This holding appears to be decisive of the question raised by this contention of the defendant, but, since it was not specifically discussed in the Supreme Court's opinion, some brief discussion may be warranted here. The gist of defendant's argument on this point is that 'a person cannot constitutionally be convicted of crime for participation in peaceful advocacy of the Communist Party even if it be assumed that the Party also advocated doctrines of force and violence, and this regardless of what the defendant's knowledge or intent may be.' Reliance is had by defendant upon De Jonge v. Oregon, 299 U.S. 353, 57 S. Ct. 255, 81 L. Ed. 278, Herndon v. Lowry, 301 U.S. 242, 57 S. Ct. 732, 81 L. Ed. 1066 and Adler v. Board of Education of City of New York, 342 U.S. 485, 72 S. Ct. 380, 96 L. Ed. 517. These cases afford no support to the defendant's position.
De Jonge v. Oregon, supra (299 U.S. 353, 57 S. Ct. 256), held only that the Oregon statute, Code 1930, 14-3, 112 as amended Laws 1933, c. 459, 3, which made it a crime to 'preside at or conduct or assist in conducting any assemblage of persons, or any organization, or any society, or any group which teaches or advocates the doctrine of criminal syndicalism' was sufficiently broad in scope to reach individuals who, while neither themselves members of the Communist Party nor familiar with its purposes, assisted in the conduct of such a meeting. In such circumstances the court held the statute inherently unconstitutional, noting that 'peaceful assembly for lawful discussion cannot be made a crime.'

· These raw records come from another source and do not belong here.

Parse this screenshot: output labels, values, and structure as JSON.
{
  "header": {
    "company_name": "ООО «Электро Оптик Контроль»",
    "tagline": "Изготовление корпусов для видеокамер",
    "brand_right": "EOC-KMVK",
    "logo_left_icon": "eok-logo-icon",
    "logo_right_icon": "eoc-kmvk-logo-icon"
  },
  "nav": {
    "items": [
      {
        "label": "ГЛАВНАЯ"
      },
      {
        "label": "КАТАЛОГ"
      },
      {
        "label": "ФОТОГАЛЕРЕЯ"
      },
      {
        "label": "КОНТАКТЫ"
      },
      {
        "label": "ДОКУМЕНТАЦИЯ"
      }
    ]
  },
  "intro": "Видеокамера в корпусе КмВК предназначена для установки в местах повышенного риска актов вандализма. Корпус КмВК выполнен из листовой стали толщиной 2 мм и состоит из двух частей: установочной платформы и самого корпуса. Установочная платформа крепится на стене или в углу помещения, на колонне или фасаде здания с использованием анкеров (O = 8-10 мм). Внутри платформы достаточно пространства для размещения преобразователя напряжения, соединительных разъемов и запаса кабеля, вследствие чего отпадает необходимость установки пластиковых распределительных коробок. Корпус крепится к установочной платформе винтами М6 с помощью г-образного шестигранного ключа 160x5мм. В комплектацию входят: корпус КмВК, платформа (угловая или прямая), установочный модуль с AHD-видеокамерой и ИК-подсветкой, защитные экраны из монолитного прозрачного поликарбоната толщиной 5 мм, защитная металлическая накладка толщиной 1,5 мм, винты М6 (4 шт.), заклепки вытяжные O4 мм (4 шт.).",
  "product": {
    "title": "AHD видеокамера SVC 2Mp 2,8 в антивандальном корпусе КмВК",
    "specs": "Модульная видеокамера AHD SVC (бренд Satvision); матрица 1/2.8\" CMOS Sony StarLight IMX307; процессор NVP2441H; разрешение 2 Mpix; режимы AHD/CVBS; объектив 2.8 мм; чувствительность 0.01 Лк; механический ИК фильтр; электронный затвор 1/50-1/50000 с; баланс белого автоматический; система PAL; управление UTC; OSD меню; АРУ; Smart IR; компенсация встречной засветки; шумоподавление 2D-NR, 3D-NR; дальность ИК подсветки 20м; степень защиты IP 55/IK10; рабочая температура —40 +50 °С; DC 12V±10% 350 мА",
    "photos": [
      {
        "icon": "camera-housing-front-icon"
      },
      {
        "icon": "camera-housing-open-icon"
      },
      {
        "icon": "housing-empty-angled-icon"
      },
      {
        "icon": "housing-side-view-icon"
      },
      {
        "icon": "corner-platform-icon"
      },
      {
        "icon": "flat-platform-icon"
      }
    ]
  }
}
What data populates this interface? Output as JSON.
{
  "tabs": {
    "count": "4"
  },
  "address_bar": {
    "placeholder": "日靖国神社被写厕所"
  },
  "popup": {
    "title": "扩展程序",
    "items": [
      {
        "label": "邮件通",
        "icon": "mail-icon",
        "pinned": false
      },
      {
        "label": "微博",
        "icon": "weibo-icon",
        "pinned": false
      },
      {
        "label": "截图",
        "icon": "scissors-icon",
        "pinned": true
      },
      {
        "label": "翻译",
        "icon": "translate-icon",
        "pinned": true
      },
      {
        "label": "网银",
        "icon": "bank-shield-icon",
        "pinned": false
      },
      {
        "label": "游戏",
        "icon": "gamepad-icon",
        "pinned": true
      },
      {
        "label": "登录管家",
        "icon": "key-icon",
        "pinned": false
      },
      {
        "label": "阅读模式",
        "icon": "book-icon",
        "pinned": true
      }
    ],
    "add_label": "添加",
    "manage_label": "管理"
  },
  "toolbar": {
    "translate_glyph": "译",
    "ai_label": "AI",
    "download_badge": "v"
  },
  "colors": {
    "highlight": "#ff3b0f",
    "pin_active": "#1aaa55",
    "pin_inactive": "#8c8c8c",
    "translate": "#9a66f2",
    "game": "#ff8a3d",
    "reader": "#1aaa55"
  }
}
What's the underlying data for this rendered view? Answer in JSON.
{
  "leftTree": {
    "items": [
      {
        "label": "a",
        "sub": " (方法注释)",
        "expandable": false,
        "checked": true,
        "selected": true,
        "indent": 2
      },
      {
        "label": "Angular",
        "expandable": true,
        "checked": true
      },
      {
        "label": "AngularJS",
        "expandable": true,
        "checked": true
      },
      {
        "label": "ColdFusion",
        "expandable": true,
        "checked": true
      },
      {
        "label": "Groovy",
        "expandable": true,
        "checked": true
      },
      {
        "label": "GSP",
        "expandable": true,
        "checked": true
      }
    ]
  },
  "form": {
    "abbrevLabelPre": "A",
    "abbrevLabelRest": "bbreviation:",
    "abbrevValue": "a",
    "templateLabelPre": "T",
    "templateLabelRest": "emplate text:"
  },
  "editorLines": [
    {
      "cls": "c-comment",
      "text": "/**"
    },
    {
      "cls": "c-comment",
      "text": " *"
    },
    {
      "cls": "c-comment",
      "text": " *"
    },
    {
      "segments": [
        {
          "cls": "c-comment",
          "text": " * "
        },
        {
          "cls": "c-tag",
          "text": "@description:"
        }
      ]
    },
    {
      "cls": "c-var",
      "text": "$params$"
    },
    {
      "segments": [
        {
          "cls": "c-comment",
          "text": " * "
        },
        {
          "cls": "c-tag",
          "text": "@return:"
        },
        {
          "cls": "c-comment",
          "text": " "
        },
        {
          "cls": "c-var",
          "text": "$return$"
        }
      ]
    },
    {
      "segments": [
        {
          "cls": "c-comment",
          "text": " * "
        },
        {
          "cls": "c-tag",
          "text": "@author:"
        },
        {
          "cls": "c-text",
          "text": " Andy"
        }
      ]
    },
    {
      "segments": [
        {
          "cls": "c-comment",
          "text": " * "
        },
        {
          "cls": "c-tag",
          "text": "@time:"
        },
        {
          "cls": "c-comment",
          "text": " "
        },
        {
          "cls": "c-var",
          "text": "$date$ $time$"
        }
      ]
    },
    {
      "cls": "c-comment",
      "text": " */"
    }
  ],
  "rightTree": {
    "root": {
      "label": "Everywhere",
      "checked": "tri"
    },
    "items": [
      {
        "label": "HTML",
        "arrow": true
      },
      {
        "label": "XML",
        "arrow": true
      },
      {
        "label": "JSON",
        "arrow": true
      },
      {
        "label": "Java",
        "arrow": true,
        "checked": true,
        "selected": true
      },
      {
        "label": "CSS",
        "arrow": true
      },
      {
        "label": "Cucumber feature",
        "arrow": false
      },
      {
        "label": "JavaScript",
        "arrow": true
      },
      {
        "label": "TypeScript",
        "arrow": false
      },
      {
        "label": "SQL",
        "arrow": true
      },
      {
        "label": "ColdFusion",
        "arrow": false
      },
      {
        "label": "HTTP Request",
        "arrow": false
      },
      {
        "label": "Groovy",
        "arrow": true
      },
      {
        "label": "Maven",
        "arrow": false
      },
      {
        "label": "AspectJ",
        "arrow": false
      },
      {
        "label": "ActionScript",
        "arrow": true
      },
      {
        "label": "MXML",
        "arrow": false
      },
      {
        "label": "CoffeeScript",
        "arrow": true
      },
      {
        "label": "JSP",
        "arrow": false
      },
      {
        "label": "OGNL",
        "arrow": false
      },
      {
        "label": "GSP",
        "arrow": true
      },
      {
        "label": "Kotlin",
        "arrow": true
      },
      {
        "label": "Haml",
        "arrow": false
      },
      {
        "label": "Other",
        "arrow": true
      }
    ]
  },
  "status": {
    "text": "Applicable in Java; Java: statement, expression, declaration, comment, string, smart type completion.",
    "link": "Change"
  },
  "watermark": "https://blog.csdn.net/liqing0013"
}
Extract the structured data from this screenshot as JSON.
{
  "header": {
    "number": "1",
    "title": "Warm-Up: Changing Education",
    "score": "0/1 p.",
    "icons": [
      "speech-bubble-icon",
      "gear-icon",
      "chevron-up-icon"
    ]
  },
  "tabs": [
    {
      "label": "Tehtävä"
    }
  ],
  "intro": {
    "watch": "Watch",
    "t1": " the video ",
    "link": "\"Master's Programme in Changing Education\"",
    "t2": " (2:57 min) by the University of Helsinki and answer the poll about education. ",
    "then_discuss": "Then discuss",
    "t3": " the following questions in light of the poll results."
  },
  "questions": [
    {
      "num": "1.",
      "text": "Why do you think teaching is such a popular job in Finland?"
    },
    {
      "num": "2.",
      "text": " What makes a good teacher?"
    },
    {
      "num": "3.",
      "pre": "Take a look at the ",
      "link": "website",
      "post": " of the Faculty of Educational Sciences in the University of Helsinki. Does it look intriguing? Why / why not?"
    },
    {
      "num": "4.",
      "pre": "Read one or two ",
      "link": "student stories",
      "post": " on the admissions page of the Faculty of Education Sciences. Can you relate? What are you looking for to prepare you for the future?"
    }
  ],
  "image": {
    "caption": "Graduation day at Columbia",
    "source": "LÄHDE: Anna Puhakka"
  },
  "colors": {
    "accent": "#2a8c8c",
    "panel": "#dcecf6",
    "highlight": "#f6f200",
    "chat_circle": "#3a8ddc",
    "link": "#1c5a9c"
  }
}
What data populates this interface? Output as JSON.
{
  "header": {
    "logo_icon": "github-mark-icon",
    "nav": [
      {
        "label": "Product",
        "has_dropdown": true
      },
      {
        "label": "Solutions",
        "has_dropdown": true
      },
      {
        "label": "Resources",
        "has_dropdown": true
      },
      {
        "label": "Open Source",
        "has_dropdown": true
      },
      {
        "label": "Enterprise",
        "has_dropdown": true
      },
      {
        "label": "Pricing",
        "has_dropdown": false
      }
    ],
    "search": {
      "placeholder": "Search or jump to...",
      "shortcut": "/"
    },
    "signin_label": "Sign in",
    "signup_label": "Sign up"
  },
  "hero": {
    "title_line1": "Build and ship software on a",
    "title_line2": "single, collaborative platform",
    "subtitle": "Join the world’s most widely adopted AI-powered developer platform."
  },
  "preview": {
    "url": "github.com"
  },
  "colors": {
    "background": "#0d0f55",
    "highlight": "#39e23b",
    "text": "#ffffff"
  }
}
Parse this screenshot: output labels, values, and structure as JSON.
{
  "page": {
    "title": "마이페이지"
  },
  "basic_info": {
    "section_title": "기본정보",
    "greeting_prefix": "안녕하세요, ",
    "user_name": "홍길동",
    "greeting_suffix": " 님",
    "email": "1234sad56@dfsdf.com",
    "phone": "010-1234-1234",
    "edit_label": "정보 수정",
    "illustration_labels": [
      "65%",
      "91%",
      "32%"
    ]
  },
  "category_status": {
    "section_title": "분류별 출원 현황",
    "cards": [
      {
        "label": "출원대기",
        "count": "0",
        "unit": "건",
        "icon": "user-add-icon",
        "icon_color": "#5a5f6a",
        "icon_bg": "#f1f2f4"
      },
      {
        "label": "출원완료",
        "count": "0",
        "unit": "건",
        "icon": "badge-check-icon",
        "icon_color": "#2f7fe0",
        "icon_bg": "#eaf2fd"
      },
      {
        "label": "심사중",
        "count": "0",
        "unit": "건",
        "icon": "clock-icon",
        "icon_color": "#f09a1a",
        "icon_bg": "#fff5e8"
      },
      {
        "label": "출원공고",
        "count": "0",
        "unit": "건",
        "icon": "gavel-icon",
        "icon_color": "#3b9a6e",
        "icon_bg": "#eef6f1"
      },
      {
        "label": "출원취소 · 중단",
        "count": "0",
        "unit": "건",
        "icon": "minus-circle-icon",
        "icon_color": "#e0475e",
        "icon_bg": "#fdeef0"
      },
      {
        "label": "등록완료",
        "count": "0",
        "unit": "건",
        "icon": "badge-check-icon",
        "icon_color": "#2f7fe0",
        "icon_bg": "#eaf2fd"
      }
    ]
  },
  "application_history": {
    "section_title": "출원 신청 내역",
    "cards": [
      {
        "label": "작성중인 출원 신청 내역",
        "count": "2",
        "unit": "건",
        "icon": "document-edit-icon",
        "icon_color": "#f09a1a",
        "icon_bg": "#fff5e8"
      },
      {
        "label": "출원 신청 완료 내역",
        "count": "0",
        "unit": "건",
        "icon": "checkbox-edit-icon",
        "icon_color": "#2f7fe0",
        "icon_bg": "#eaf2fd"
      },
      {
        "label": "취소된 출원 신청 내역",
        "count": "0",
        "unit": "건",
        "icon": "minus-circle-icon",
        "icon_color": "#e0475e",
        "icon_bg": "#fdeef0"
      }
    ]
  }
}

That situation is not akin to the present one. The thrust of this statute is against a member of such an organization who is cognizant of its purposes. It is not directed at peaceful assemblages having lawful purposes. Its careful language precludes the possibility that the innocent may be ensnared. The penalties attach only to those who, with full knowledge of the ...